2. Process by which failing students will be notified and remediated
Students whose progress is unsatisfactory (according to one or more of the criteria listed above) will be notified and will meet with the advisor and the program director to develop an individualized remediation plan to address the deficiencies. The meeting results in a memorandum of understanding that clearly outlines specific steps and associated deadlines that the student must fulfill in order to receive a satisfactory report. The report is then signed by the following parties: the student, the dissertation advisor (or graduate advisor if the dissertation advisor has not yet been chosen), and the program director. At this point, the report is filed in the student’s academic file within the program, and the Assistant Dean for Graduate Programs is notified.
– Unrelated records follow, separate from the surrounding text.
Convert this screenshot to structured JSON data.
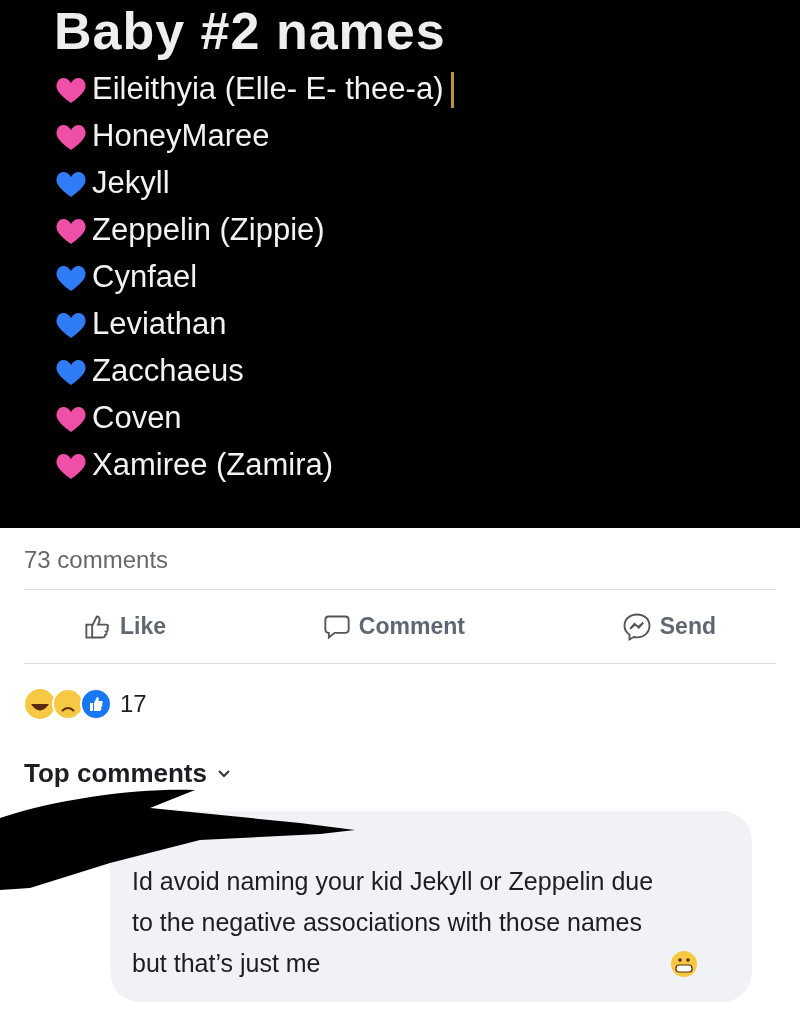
{
  "post": {
    "title": "Baby #2 names",
    "names": [
      {
        "text": "Eileithyia (Elle- E- thee-a)",
        "color": "#f04fa8",
        "cursor": true
      },
      {
        "text": "HoneyMaree",
        "color": "#f04fa8",
        "cursor": false
      },
      {
        "text": "Jekyll",
        "color": "#2f7cf6",
        "cursor": false
      },
      {
        "text": "Zeppelin  (Zippie)",
        "color": "#f04fa8",
        "cursor": false
      },
      {
        "text": "Cynfael",
        "color": "#2f7cf6",
        "cursor": false
      },
      {
        "text": "Leviathan",
        "color": "#2f7cf6",
        "cursor": false
      },
      {
        "text": "Zacchaeus",
        "color": "#2f7cf6",
        "cursor": false
      },
      {
        "text": "Coven",
        "color": "#f04fa8",
        "cursor": false
      },
      {
        "text": "Xamiree (Zamira)",
        "color": "#f04fa8",
        "cursor": false
      }
    ]
  },
  "comment_count": "73 comments",
  "actions": [
    {
      "kind": "like",
      "label": "Like"
    },
    {
      "kind": "comment",
      "label": "Comment"
    },
    {
      "kind": "send",
      "label": "Send"
    }
  ],
  "reactions": {
    "count": "17"
  },
  "sort": {
    "label": "Top comments"
  },
  "comments": [
    {
      "text": "Id avoid naming your kid Jekyll or Zeppelin due to the negative associations with those names but that’s just me"
    }
  ]
}
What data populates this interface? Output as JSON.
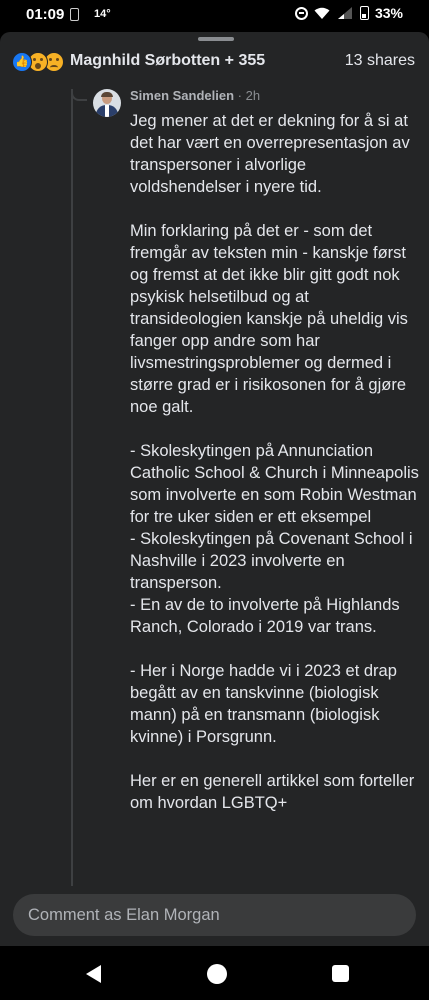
{
  "status_bar": {
    "time": "01:09",
    "temperature": "14°",
    "battery": "33%"
  },
  "header": {
    "reactions": [
      "like-icon",
      "wow-icon",
      "sad-icon"
    ],
    "reactors": "Magnhild Sørbotten + 355",
    "shares": "13 shares"
  },
  "comment": {
    "author": "Simen Sandelien",
    "separator": "·",
    "time": "2h",
    "paragraphs": [
      "Jeg mener at det er dekning for å si at det har vært en overrepresentasjon av transpersoner i alvorlige voldshendelser i nyere tid.",
      "Min forklaring på det er - som det fremgår av teksten min - kanskje først og fremst at det ikke blir gitt godt nok psykisk helsetilbud og at transideologien kanskje på uheldig vis fanger opp andre som har livsmestringsproblemer og dermed i større grad er i risikosonen for å gjøre noe galt."
    ],
    "list": [
      "- Skoleskytingen på Annunciation Catholic School & Church i Minneapolis som involverte en som Robin Westman for tre uker siden er ett eksempel",
      "- Skoleskytingen på Covenant School i Nashville i 2023 involverte en transperson.",
      "- En av de to involverte på Highlands Ranch, Colorado i 2019 var trans."
    ],
    "paragraph_norway": "- Her i Norge hadde vi i 2023 et drap begått av en tanskvinne (biologisk mann) på en transmann (biologisk kvinne) i Porsgrunn.",
    "paragraph_last": "Her er en generell artikkel som forteller om hvordan LGBTQ+"
  },
  "comment_input": {
    "placeholder": "Comment as Elan Morgan"
  }
}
Should the student be unable to fulfill the expectations according to the timeline outlined in the letter, the student will be subject to dismissal from the program. The process for in-depth review of a student’s eligibility for dismissal will follow the UCSF Divisional Procedure for Student Grievance in Academic Affairs, section 4.0 (http://senate.ucsf.edu/0-bylaws/stugr.html), and will be conducted by the following in-depth committees for each program.
3. Composition of the in-depth review committee, should one be necessary
Medical Anthropology Executive committee
The UCSF Senate’s Student Dismissal Policy can be found here: http://senate.ucsf.edu/0-bylaws/stugr.html.